Artist Statement for Tools and Figures
…disorders and remedies
My work revolves around the idea of beauty. The common thought and perception of beauty is often universal. Those in the world who do not fit within the commonalities are often times quickly dismissed and people with deformities are sometimes even cast-out of society. I view these differences as beautiful. I feel that as a society, we suffer from a lack of compassion for people that do not closely resemble us. My figurative sculptures are meant to celebrate this cross section of the society we live in. The outcasts, the people who are hidden away in intuitions to eventually be “fixed”, these are the people who excite me. The difference in the way a face can be configured, to me, is like drawing a robust model, filled with curves, angles and fantastic shapes. These pieces celebrate people for who they are, for all of their differences. By drawing from the ideas of Greek and Roman busts, I give the people with disorders and anomalies a sense of beauty and importance in our culture and our lives and hopefully increase our own sense of awareness of the society we live in.
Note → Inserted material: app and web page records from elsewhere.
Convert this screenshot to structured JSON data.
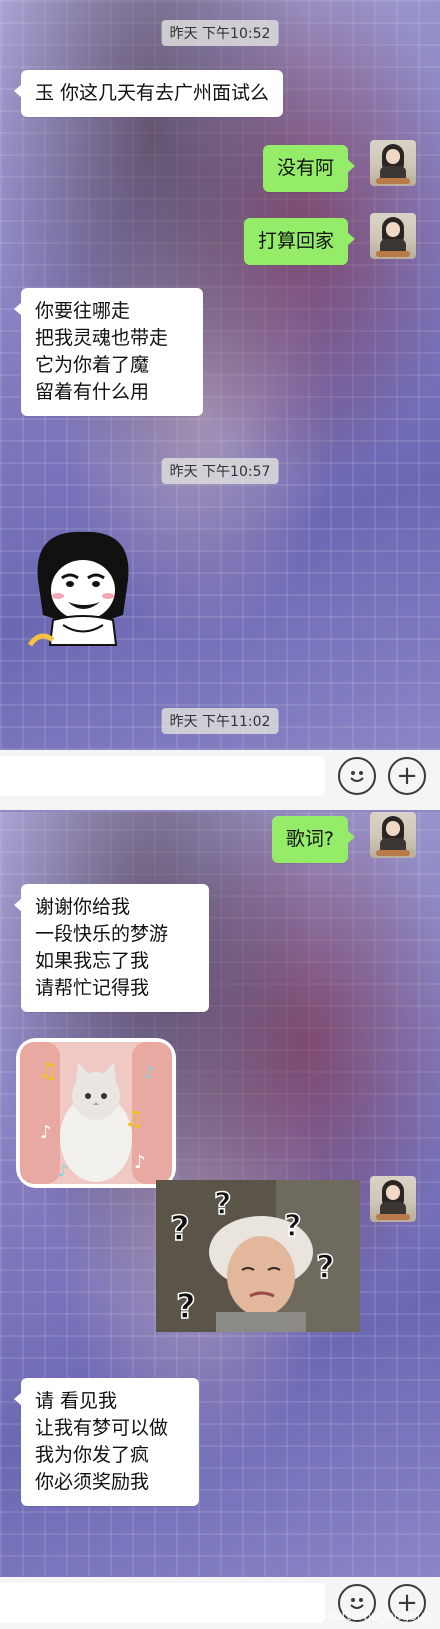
{
  "panel1": {
    "timestamps": [
      "昨天 下午10:52",
      "昨天 下午10:57",
      "昨天 下午11:02"
    ],
    "messages": [
      {
        "side": "in",
        "text": "玉 你这几天有去广州面试么"
      },
      {
        "side": "out",
        "text": "没有阿"
      },
      {
        "side": "out",
        "text": "打算回家"
      },
      {
        "side": "in",
        "text": "你要往哪走\n把我灵魂也带走\n它为你着了魔\n留着有什么用"
      }
    ],
    "sticker": "meme-face-sticker"
  },
  "panel2": {
    "messages": [
      {
        "side": "out",
        "text": "歌词?"
      },
      {
        "side": "in",
        "text": "谢谢你给我\n一段快乐的梦游\n如果我忘了我\n请帮忙记得我"
      },
      {
        "side": "in",
        "text": "请 看见我\n让我有梦可以做\n我为你发了疯\n你必须奖励我"
      }
    ],
    "cat_sticker": "singing-cat-sticker",
    "confused_sticker": "confused-woman-sticker"
  },
  "input_bar": {
    "emoji_icon": "emoji-icon",
    "plus_icon": "plus-icon",
    "plus_glyph": "+"
  },
  "watermark": "@Shutterbugbugbug",
  "colors": {
    "outgoing_bubble": "#95ec69",
    "incoming_bubble": "#ffffff"
  }
}
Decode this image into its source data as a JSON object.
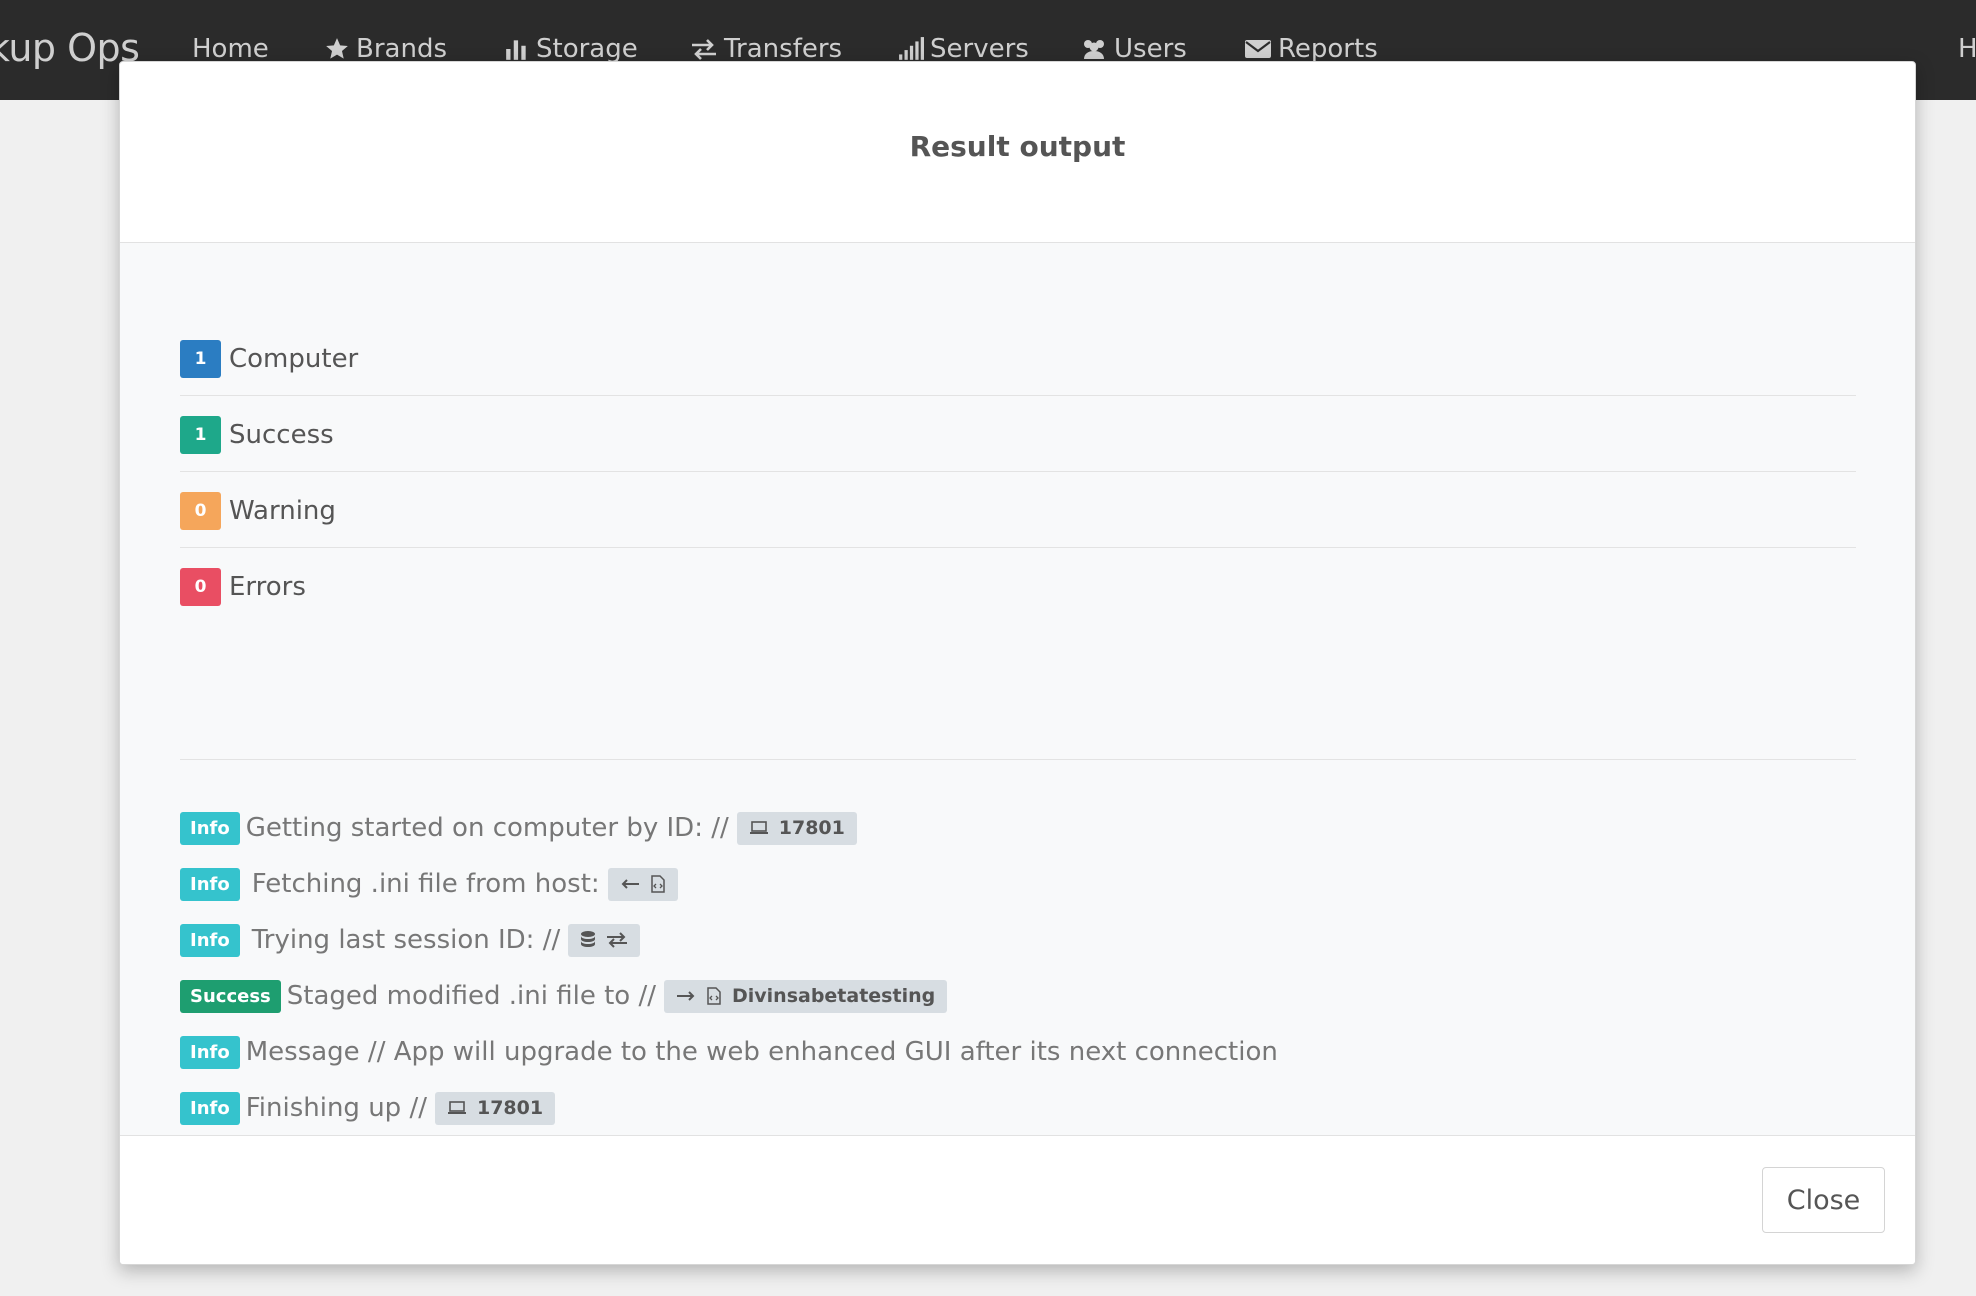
{
  "navbar": {
    "brand": "kup Ops",
    "items": [
      {
        "label": "Home",
        "icon": ""
      },
      {
        "label": "Brands",
        "icon": "star-icon"
      },
      {
        "label": "Storage",
        "icon": "bar-chart-icon"
      },
      {
        "label": "Transfers",
        "icon": "transfer-icon"
      },
      {
        "label": "Servers",
        "icon": "signal-icon"
      },
      {
        "label": "Users",
        "icon": "users-icon"
      },
      {
        "label": "Reports",
        "icon": "envelope-icon"
      }
    ],
    "right_label": "H"
  },
  "modal": {
    "title": "Result output",
    "close_label": "Close"
  },
  "summary": [
    {
      "count": "1",
      "label": "Computer",
      "color": "#2b7dc2"
    },
    {
      "count": "1",
      "label": "Success",
      "color": "#1ea88a"
    },
    {
      "count": "0",
      "label": "Warning",
      "color": "#f5a65b"
    },
    {
      "count": "0",
      "label": "Errors",
      "color": "#e94e63"
    }
  ],
  "log": [
    {
      "tag": "Info",
      "text": "Getting started on computer by ID: //",
      "chip_icons": [
        "laptop-icon"
      ],
      "chip_text": "17801"
    },
    {
      "tag": "Info",
      "text": "Fetching .ini file from host:",
      "chip_icons": [
        "arrow-left-icon",
        "code-file-icon"
      ],
      "chip_text": ""
    },
    {
      "tag": "Info",
      "text": "Trying last session ID: //",
      "chip_icons": [
        "database-icon",
        "exchange-icon"
      ],
      "chip_text": ""
    },
    {
      "tag": "Success",
      "text": "Staged modified .ini file to //",
      "chip_icons": [
        "arrow-right-icon",
        "code-file-icon"
      ],
      "chip_text": "Divinsabetatesting"
    },
    {
      "tag": "Info",
      "text": "Message // App will upgrade to the web enhanced GUI after its next connection"
    },
    {
      "tag": "Info",
      "text": "Finishing up //",
      "chip_icons": [
        "laptop-icon"
      ],
      "chip_text": "17801"
    }
  ]
}
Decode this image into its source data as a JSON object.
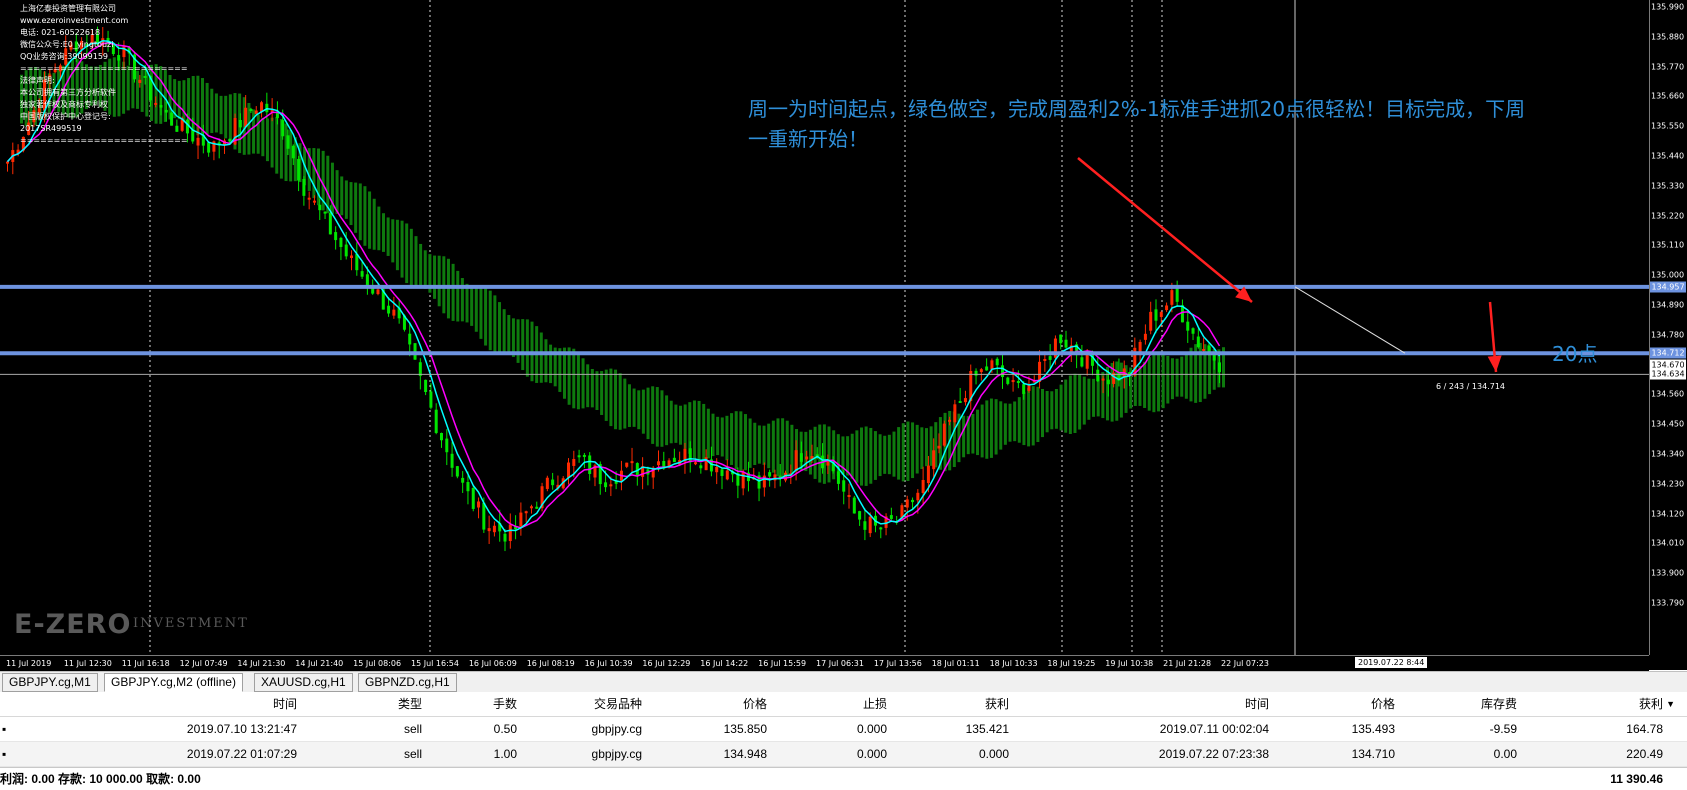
{
  "info_panel": {
    "lines": [
      "上海亿泰投资管理有限公司",
      "www.ezeroinvestment.com",
      "电话: 021-60522618",
      "微信公众号:E0_yingtouzi",
      "QQ业务咨询:39099159",
      "=========================",
      "法律声明:",
      "本公司拥有第三方分析软件",
      "独家著作权及商标专利权",
      "中国版权保护中心登记号:",
      "2017SR499519",
      "========================="
    ]
  },
  "annotation": {
    "line1": "周一为时间起点，绿色做空，完成周盈利2%-1标准手进抓20点很轻松！目标完成，下周",
    "line2": "一重新开始！",
    "points": "20点"
  },
  "watermark": {
    "brand": "E-ZERO",
    "sub": "INVESTMENT"
  },
  "chart_data": {
    "type": "candlestick",
    "symbol": "GBPJPY.cg",
    "timeframe": "M2",
    "price_axis": {
      "min": 133.79,
      "max": 135.99,
      "ticks": [
        "135.990",
        "135.880",
        "135.770",
        "135.660",
        "135.550",
        "135.440",
        "135.330",
        "135.220",
        "135.110",
        "135.000",
        "134.890",
        "134.780",
        "134.670",
        "134.560",
        "134.450",
        "134.340",
        "134.230",
        "134.120",
        "134.010",
        "133.900",
        "133.790"
      ]
    },
    "time_axis": [
      "11 Jul 2019",
      "11 Jul 12:30",
      "11 Jul 16:18",
      "12 Jul 07:49",
      "14 Jul 21:30",
      "14 Jul 21:40",
      "15 Jul 08:06",
      "15 Jul 16:54",
      "16 Jul 06:09",
      "16 Jul 08:19",
      "16 Jul 10:39",
      "16 Jul 12:29",
      "16 Jul 14:22",
      "16 Jul 15:59",
      "17 Jul 06:31",
      "17 Jul 13:56",
      "18 Jul 01:11",
      "18 Jul 10:33",
      "18 Jul 19:25",
      "19 Jul 10:38",
      "21 Jul 21:28",
      "22 Jul 07:23"
    ],
    "horizontal_levels": [
      {
        "price": 134.957,
        "label": "134.957"
      },
      {
        "price": 134.712,
        "label": "134.712"
      }
    ],
    "current_prices": [
      {
        "price": 134.67,
        "label": "134.670"
      },
      {
        "price": 134.634,
        "label": "134.634"
      }
    ],
    "ruler_label": "6 / 243 / 134.714",
    "cursor_time": "2019.07.22 8:44",
    "close_path": [
      135.42,
      135.58,
      135.76,
      135.86,
      135.88,
      135.82,
      135.7,
      135.58,
      135.52,
      135.47,
      135.55,
      135.64,
      135.55,
      135.32,
      135.18,
      135.05,
      134.95,
      134.84,
      134.62,
      134.4,
      134.2,
      134.08,
      134.04,
      134.16,
      134.26,
      134.32,
      134.25,
      134.28,
      134.3,
      134.33,
      134.34,
      134.3,
      134.26,
      134.22,
      134.28,
      134.37,
      134.3,
      134.12,
      134.06,
      134.1,
      134.22,
      134.42,
      134.6,
      134.67,
      134.58,
      134.62,
      134.78,
      134.7,
      134.62,
      134.64,
      134.84,
      134.92,
      134.76,
      134.68
    ],
    "cloud_mid": [
      135.65,
      135.68,
      135.7,
      135.69,
      135.66,
      135.62,
      135.56,
      135.48,
      135.38,
      135.27,
      135.15,
      135.03,
      134.92,
      134.82,
      134.72,
      134.63,
      134.56,
      134.5,
      134.45,
      134.41,
      134.38,
      134.36,
      134.34,
      134.33,
      134.34,
      134.37,
      134.41,
      134.45,
      134.49,
      134.53,
      134.57,
      134.6,
      134.63,
      134.66
    ],
    "colors": {
      "bull": "#ff2a00",
      "bear": "#00e600",
      "cloud": "#0e7a0e",
      "ma_fast": "#00ffff",
      "ma_slow": "#ff00ff",
      "level_line": "#6d93e0"
    }
  },
  "tabs": [
    {
      "label": "GBPJPY.cg,M1",
      "active": false
    },
    {
      "label": "GBPJPY.cg,M2 (offline)",
      "active": true
    },
    {
      "label": "XAUUSD.cg,H1",
      "active": false
    },
    {
      "label": "GBPNZD.cg,H1",
      "active": false
    }
  ],
  "table": {
    "headers": {
      "open_time": "时间",
      "type": "类型",
      "volume": "手数",
      "symbol": "交易品种",
      "open_price": "价格",
      "sl": "止损",
      "tp": "获利",
      "close_time": "时间",
      "close_price": "价格",
      "swap": "库存费",
      "profit": "获利"
    },
    "rows": [
      {
        "open_time": "2019.07.10 13:21:47",
        "type": "sell",
        "volume": "0.50",
        "symbol": "gbpjpy.cg",
        "open_price": "135.850",
        "sl": "0.000",
        "tp": "135.421",
        "close_time": "2019.07.11 00:02:04",
        "close_price": "135.493",
        "swap": "-9.59",
        "profit": "164.78"
      },
      {
        "open_time": "2019.07.22 01:07:29",
        "type": "sell",
        "volume": "1.00",
        "symbol": "gbpjpy.cg",
        "open_price": "134.948",
        "sl": "0.000",
        "tp": "0.000",
        "close_time": "2019.07.22 07:23:38",
        "close_price": "134.710",
        "swap": "0.00",
        "profit": "220.49"
      }
    ],
    "footer": {
      "summary": "利润: 0.00  存款: 10 000.00  取款: 0.00",
      "total": "11 390.46"
    }
  }
}
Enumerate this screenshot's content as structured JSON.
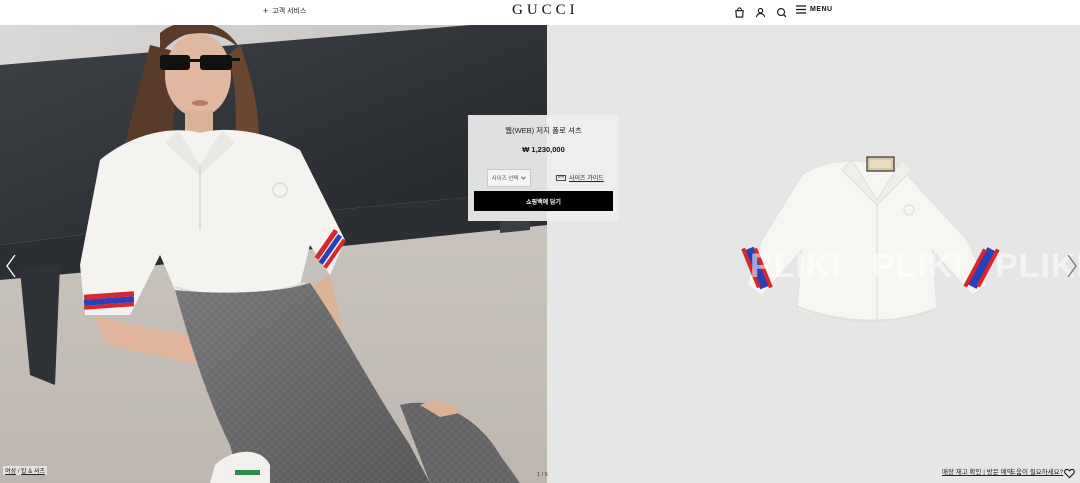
{
  "header": {
    "customer_service": "고객 서비스",
    "logo": "GUCCI",
    "menu_label": "MENU",
    "icons": [
      "shopping-bag-icon",
      "user-icon",
      "search-icon",
      "hamburger-icon"
    ]
  },
  "product": {
    "name": "웹(WEB) 저지 폴로 셔츠",
    "price": "₩ 1,230,000",
    "size_select_label": "사이즈 선택",
    "size_guide_label": "사이즈 가이드",
    "add_to_bag_label": "쇼핑백에 담기"
  },
  "gallery": {
    "counter": "1 / 5",
    "watermark": [
      "PLIKI",
      "PLIKI",
      "PLIKI"
    ]
  },
  "footer": {
    "breadcrumb": [
      "여성",
      "/",
      "탑 & 셔츠"
    ],
    "stock_check": "매장 재고 확인 | 방문 예약",
    "help": "도움이 필요하세요?"
  },
  "colors": {
    "button_bg": "#000000",
    "stripe_red": "#d6262f",
    "stripe_blue": "#2a3fb8"
  }
}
I also make ceramic sculpture derived from historic medical tools and devices. The work concentrates on the interaction of objects, color, movement, mass and specified disorders they are meant to work on. I carefully choose antique objects to recreate distorting the scale to remove them from their original context. Construction of these pieces is a complicated task where I coil-build, throw and alter many parts before entire pieces take their final shape. I then glaze them using rust-like textured glazes, contrasting very shiny glazes and sometimes use decals further removing them from their original shiny metal environment.
Both styles of sculpture that I make appear to be very different, however they are very closely related and are continually informing each other. I often think of my work in terms of disorders and remedies; the figures are depicting the disorders and then there are the tools for treatment. I intend for my work to force the viewer into a challenging and sometimes uncomfortable relationship with the object and elicit a physical reaction, whether it is cringing, questioning or smiling; this allows the viewer to experience the piece.